Is God real or an idea?…ask the rabbi

June 4, 2018 by Rabbi Raymond Apple
Read on for article

Rabbi Raymond Apple served for 32 years as the chief minister of the Great Synagogue, Sydney, Australia’s oldest and most prestigious congregation…he provides his answer.

Rabbi Raymond Apple


Q. Is God real or just an idea?

A. Your actual question is longer than this. You say you are writing a book about how different religions envisage God.

You say that some religions personalise or personify God whilst others regard Him as an intellectual abstraction. You ask what is the view of Judaism.

My answer is that there is no one answer.

The medieval hymn “Anim Z’mirot”, which most congregations sing every Shabbat, says “Himshilucha b’rov chezyonot; hinn’cha echad b’chol dimyonot”, “They represented You in many ways, yet You are one in all the imagery”.

Some thought of God as a cosmic grandfather, others as a guarantor of ethics.

Within Judaism the intellectual analysis of Maimonides and the emotional approach of Chassidism are both able to be accommodated.

But there is a problem if one has a view with too much imagery, or too little.

With too much imagery God can lose His grandeur and transcendence; with too little He is no longer a Being to whom one can relate.

Louis Jacobs has written, “The ascription of any kind of corporeality to God has in Judaism long been considered a major heresy. But the line must be drawn somewhere. God must not be refined out of existence”.



Q. In many other religious denominations it is headquarters which allocates a minister to a local congregation, sometimes without consulting the congregation and even against their will. What is the situation with the appointment of rabbis?

A. Rabbis cannot be foisted upon congregations.
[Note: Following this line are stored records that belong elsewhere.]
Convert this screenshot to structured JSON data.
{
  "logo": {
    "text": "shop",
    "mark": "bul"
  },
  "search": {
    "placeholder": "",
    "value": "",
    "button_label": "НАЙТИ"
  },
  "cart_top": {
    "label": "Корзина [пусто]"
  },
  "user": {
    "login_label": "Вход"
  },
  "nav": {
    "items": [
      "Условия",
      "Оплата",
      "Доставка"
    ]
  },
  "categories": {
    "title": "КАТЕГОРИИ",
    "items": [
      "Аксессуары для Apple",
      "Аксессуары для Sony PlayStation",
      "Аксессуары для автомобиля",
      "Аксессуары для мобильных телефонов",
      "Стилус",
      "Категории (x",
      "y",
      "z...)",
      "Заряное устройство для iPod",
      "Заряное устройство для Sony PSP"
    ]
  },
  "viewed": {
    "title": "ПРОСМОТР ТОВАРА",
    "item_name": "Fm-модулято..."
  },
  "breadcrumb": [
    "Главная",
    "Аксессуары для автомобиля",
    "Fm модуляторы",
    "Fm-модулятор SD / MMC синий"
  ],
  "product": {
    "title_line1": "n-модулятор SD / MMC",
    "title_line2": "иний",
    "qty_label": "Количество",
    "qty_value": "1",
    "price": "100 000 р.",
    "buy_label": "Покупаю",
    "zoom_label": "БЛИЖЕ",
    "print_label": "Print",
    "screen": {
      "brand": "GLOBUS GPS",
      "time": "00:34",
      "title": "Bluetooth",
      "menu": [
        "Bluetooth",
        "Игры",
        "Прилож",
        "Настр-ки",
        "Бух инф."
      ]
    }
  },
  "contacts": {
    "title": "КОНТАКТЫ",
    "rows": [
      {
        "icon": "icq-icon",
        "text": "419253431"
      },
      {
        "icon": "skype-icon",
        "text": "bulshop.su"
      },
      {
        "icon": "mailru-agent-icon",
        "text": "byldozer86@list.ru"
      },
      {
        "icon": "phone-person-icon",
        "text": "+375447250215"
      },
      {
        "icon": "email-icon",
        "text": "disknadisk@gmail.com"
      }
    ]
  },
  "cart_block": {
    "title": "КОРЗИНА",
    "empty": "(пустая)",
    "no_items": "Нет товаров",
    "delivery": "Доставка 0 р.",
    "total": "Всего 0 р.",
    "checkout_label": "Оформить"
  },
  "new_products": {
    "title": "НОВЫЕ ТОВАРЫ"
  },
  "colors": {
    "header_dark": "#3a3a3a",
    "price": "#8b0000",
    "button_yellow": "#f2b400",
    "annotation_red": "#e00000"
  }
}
Advice can be given that a particular rabbi might or would be right for a given congregation, but the actual choice is exercised and the appointment made by the congregation.

They sometimes make a mistake and would have done better to accept the advice they were given, but the general principle is that of local autonomy. This is possibly derived from the statement of Rabbi Joshua ben P’rachyah (Avot 1:6), “Make yourself a rabbi”, i.e. seek and accept upon yourself a rabbi who fits your particular circumstances.
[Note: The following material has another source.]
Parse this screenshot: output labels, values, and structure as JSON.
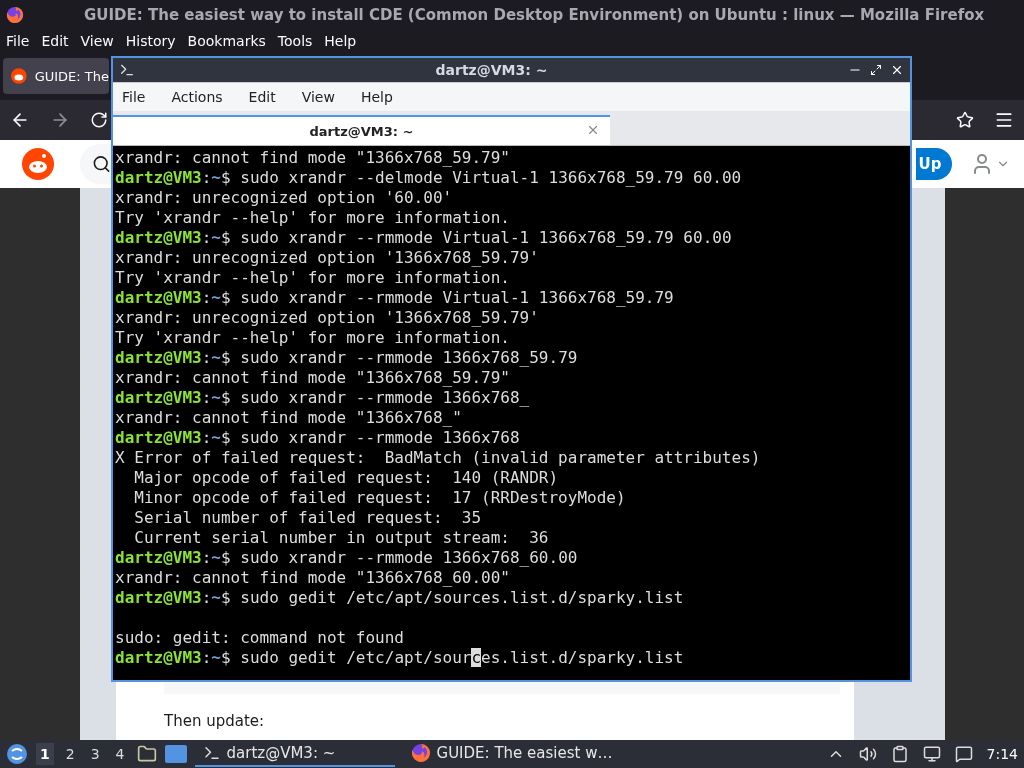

Once the rabbi is appointed, his authority must be recognised, whether or not he gives the same rulings as another rabbi.

There is often sufficient flexibility in halachah to allow a rabbi to opt for an approach that suits his community but may not suit another. However, the rabbi must be judicious in the way in which he makes his rulings and explains them.
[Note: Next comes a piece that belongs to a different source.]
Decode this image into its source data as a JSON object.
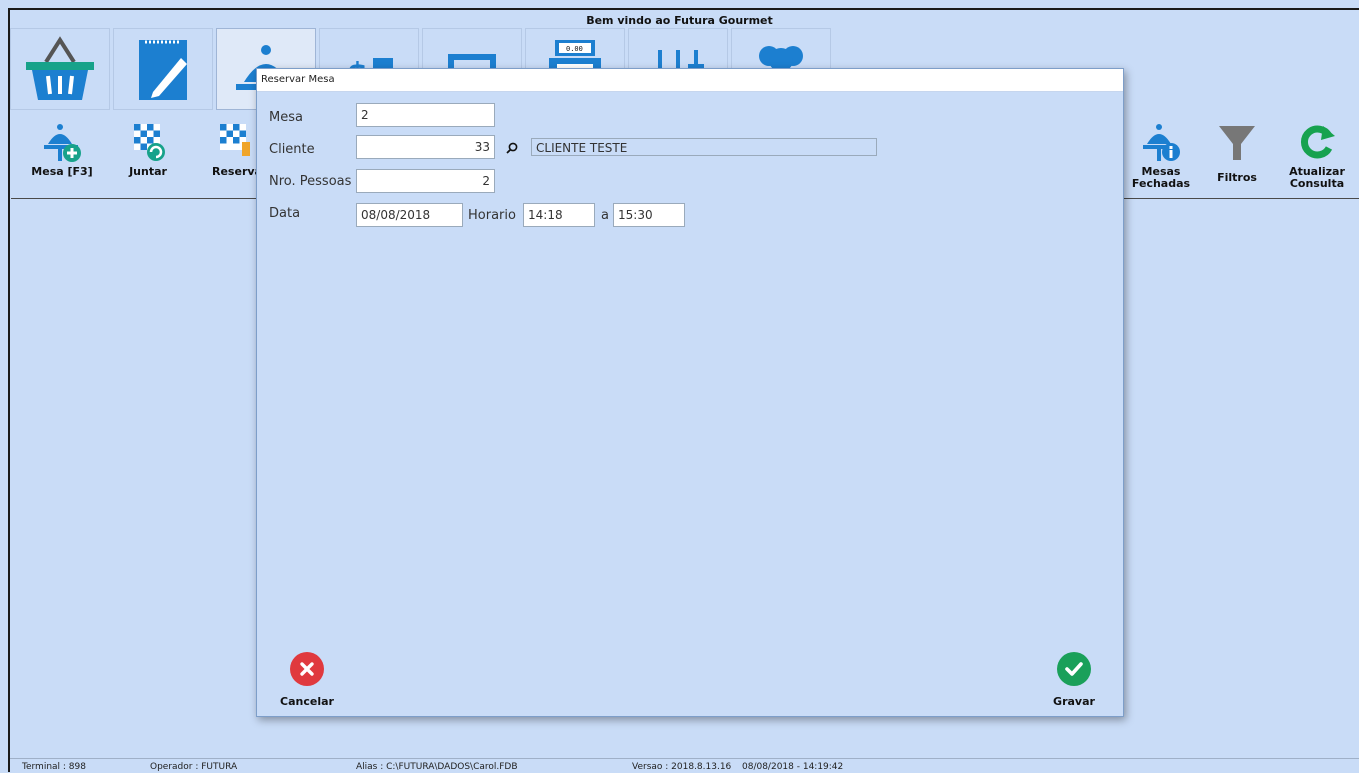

Professor Pinhas Peli points out that in Parashat T’tzavveh the Torah uses several verbs in relation to Moses, the first rabbi: first “V’attah t’tzavveh”, “You shall command” (Ex. 27:20), but also “V’attah hakrev” (Ex. 28:1), “You shall bring near”, and “V’attah t’dabber”, “You shall speak” (Ex. 28:3).


3 Responses to “Is God real or an idea?…ask the rabbi”
  1. Eliana Miller says:

    The answer is “G-D is real but incorporeal and He is ONE”
    This free ebook makes it more clear

  2. israel korn says:

    In the vedooy (ashamnu, bagadnu etc) every letter has only one transgression with the exception of the letter Tav which has 3 transgressions. Why?

  3. Liat Kirby says:

    Indeed, it would be wrong to personalise or personify G-d. In seeking to do so, or in trying to understand the concept of G-d in purely intellectual terms, is to miss the point of human limitation and the vastness of the presence of other.

Speak Your Mind

Comments received without a full name will not be considered
Email addresses are NEVER published! All comments are moderated. J-Wire will publish considered comments by people who provide a real name and email address. Comments that are abusive, rude, defamatory or which contain offensive language will not be published

Got something to say about this?

This site uses Akismet to reduce spam. Learn how your comment data is processed.